All of the listing should be returned as written, apart from any picture in it.
------------------------------
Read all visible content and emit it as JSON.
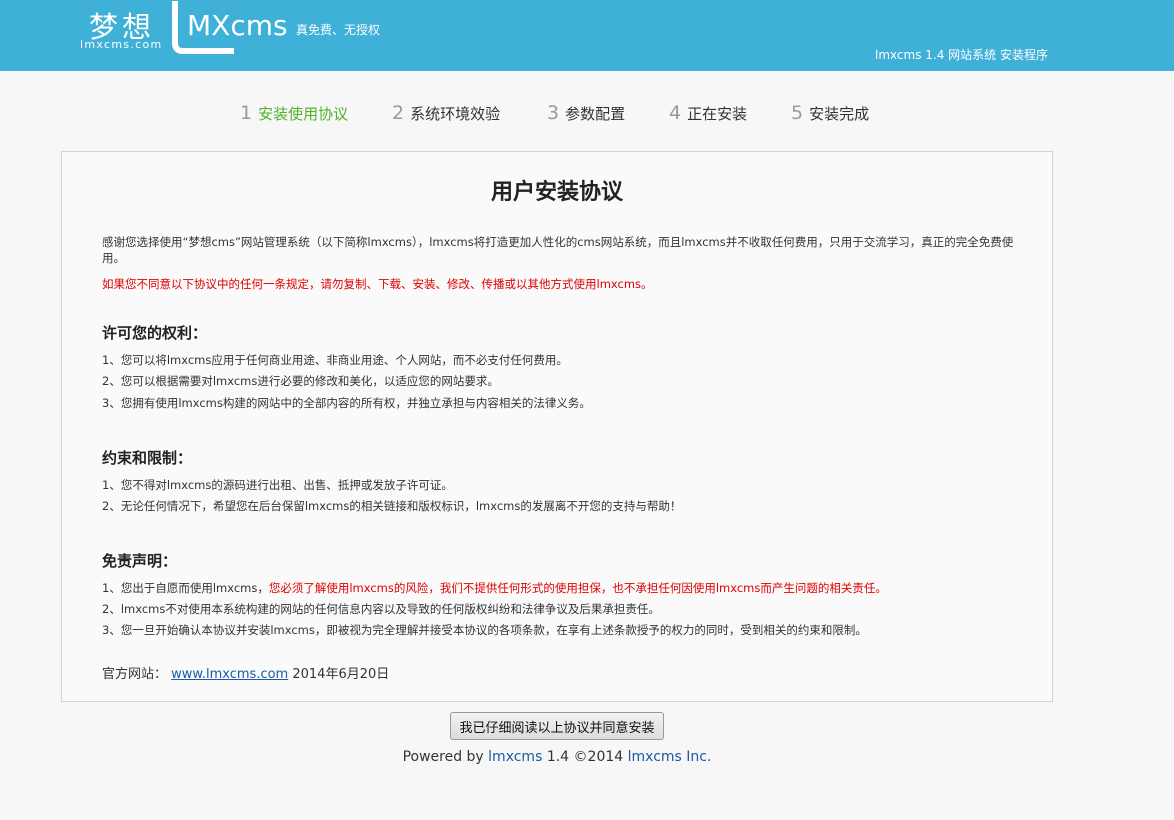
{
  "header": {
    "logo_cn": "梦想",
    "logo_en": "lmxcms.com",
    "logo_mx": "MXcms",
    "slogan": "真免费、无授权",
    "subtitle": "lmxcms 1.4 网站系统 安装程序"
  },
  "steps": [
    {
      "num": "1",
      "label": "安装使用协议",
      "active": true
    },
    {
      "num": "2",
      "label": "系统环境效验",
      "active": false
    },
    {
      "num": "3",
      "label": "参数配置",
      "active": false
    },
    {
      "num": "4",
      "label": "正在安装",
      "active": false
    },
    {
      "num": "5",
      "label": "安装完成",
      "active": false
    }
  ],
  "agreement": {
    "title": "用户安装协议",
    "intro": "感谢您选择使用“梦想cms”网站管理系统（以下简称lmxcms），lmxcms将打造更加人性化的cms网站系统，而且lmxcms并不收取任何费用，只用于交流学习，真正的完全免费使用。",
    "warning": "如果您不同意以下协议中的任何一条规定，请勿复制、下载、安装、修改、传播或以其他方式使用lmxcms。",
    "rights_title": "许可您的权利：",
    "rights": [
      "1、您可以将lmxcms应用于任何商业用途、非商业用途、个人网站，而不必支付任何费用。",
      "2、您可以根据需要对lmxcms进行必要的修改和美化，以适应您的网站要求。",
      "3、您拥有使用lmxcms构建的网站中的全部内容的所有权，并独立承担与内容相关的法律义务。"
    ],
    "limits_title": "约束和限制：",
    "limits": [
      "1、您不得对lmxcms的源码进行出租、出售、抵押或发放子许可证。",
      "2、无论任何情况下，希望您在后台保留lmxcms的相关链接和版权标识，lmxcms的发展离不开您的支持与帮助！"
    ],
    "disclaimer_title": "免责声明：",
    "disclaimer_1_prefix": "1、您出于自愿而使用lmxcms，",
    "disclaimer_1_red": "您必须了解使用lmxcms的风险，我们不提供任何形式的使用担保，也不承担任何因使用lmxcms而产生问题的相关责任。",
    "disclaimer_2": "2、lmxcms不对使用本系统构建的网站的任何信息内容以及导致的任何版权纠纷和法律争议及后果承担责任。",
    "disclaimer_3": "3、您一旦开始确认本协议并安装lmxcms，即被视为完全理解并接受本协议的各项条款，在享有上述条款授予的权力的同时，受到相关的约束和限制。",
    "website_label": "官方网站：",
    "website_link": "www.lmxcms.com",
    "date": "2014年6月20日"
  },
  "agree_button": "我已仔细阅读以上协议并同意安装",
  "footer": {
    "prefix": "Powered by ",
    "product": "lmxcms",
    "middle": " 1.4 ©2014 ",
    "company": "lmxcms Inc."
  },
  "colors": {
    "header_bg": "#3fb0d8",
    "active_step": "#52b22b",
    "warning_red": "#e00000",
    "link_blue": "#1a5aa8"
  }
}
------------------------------
# Answer space:
Read all visible content and emit it as JSON.
{
  "header": {
    "logo_cn": "梦想",
    "logo_en": "lmxcms.com",
    "logo_mx": "MXcms",
    "slogan": "真免费、无授权",
    "subtitle": "lmxcms 1.4 网站系统 安装程序"
  },
  "steps": [
    {
      "num": "1",
      "label": "安装使用协议",
      "active": true
    },
    {
      "num": "2",
      "label": "系统环境效验",
      "active": false
    },
    {
      "num": "3",
      "label": "参数配置",
      "active": false
    },
    {
      "num": "4",
      "label": "正在安装",
      "active": false
    },
    {
      "num": "5",
      "label": "安装完成",
      "active": false
    }
  ],
  "agreement": {
    "title": "用户安装协议",
    "intro": "感谢您选择使用“梦想cms”网站管理系统（以下简称lmxcms），lmxcms将打造更加人性化的cms网站系统，而且lmxcms并不收取任何费用，只用于交流学习，真正的完全免费使用。",
    "warning": "如果您不同意以下协议中的任何一条规定，请勿复制、下载、安装、修改、传播或以其他方式使用lmxcms。",
    "rights_title": "许可您的权利：",
    "rights": [
      "1、您可以将lmxcms应用于任何商业用途、非商业用途、个人网站，而不必支付任何费用。",
      "2、您可以根据需要对lmxcms进行必要的修改和美化，以适应您的网站要求。",
      "3、您拥有使用lmxcms构建的网站中的全部内容的所有权，并独立承担与内容相关的法律义务。"
    ],
    "limits_title": "约束和限制：",
    "limits": [
      "1、您不得对lmxcms的源码进行出租、出售、抵押或发放子许可证。",
      "2、无论任何情况下，希望您在后台保留lmxcms的相关链接和版权标识，lmxcms的发展离不开您的支持与帮助！"
    ],
    "disclaimer_title": "免责声明：",
    "disclaimer_1_prefix": "1、您出于自愿而使用lmxcms，",
    "disclaimer_1_red": "您必须了解使用lmxcms的风险，我们不提供任何形式的使用担保，也不承担任何因使用lmxcms而产生问题的相关责任。",
    "disclaimer_2": "2、lmxcms不对使用本系统构建的网站的任何信息内容以及导致的任何版权纠纷和法律争议及后果承担责任。",
    "disclaimer_3": "3、您一旦开始确认本协议并安装lmxcms，即被视为完全理解并接受本协议的各项条款，在享有上述条款授予的权力的同时，受到相关的约束和限制。",
    "website_label": "官方网站：",
    "website_link": "www.lmxcms.com",
    "date": "2014年6月20日"
  },
  "agree_button": "我已仔细阅读以上协议并同意安装",
  "footer": {
    "prefix": "Powered by ",
    "product": "lmxcms",
    "middle": " 1.4 ©2014 ",
    "company": "lmxcms Inc."
  },
  "colors": {
    "header_bg": "#3fb0d8",
    "active_step": "#52b22b",
    "warning_red": "#e00000",
    "link_blue": "#1a5aa8"
  }
}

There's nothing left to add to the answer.